> _EXERCISE AIM_
Where the data below has the string "coefficients", return the whole line.

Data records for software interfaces
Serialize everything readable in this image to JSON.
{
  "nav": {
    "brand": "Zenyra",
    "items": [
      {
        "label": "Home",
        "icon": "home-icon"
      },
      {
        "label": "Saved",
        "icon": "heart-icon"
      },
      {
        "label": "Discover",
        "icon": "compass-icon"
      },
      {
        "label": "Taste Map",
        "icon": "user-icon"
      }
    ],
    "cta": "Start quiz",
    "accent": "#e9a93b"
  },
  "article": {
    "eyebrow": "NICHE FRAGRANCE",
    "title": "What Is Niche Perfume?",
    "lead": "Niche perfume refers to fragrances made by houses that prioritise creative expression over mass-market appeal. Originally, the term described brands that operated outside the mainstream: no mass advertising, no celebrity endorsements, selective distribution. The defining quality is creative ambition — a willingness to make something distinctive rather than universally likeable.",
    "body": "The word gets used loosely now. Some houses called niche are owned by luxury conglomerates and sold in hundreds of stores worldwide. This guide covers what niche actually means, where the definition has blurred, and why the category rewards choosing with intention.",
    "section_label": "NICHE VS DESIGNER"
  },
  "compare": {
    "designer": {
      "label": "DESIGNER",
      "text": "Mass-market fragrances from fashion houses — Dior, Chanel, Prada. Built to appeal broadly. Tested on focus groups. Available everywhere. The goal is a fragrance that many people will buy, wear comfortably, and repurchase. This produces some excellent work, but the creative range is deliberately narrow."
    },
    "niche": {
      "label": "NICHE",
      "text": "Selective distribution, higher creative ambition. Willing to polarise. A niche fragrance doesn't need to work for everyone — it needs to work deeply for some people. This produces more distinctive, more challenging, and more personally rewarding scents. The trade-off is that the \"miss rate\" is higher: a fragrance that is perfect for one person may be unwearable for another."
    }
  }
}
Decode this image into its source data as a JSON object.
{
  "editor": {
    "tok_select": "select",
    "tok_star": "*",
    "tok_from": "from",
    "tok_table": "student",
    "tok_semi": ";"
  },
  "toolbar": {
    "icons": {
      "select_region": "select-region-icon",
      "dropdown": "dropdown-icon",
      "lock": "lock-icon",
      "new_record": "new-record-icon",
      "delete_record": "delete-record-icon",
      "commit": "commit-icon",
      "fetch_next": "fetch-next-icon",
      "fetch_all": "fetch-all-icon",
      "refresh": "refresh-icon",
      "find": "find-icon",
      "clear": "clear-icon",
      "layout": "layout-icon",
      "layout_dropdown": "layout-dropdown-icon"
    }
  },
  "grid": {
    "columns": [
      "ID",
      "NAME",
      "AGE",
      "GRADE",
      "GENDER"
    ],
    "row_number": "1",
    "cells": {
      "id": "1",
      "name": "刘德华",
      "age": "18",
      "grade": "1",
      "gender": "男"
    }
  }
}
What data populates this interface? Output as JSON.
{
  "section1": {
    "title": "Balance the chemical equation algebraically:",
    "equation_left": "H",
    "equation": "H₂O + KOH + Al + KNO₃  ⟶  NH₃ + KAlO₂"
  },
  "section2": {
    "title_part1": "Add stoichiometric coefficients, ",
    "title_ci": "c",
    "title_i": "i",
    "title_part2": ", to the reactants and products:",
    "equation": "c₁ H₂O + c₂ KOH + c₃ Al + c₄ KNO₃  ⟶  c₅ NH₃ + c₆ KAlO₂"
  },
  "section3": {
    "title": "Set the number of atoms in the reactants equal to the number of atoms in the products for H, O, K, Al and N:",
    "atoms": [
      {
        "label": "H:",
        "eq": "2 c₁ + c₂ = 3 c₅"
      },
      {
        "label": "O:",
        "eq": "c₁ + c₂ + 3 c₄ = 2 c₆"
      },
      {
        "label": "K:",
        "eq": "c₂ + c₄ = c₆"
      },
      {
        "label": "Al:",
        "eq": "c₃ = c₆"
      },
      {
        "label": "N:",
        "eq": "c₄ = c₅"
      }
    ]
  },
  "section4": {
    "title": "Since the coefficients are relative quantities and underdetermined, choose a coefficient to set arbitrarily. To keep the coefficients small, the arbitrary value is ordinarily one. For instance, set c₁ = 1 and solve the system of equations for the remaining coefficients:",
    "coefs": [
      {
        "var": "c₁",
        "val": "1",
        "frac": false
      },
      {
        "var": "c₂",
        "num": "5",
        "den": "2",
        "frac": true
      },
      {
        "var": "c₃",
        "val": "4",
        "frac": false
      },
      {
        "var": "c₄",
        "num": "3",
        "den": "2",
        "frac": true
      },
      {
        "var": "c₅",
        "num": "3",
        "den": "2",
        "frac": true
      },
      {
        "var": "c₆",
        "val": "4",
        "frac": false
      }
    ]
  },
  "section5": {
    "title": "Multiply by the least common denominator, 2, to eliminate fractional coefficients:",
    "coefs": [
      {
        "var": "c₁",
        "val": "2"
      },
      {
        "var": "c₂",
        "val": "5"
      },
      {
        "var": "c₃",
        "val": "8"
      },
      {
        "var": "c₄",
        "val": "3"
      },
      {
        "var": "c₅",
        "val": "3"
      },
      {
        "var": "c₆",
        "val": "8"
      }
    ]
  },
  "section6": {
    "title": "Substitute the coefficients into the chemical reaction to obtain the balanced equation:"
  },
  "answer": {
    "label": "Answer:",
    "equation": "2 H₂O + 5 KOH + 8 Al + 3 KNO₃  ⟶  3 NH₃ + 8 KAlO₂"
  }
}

> _EXERCISE ANSWER_
    "title_part1": "Add stoichiometric coefficients, ",
    "title": "Since the coefficients are relative quantities and underdetermined, choose a coefficient to set arbitrarily. To keep the coefficients small, the arbitrary value is ordinarily one. For instance, set c₁ = 1 and solve the system of equations for the remaining coefficients:",
    "title": "Multiply by the least common denominator, 2, to eliminate fractional coefficients:",
    "title": "Substitute the coefficients into the chemical reaction to obtain the balanced equation:"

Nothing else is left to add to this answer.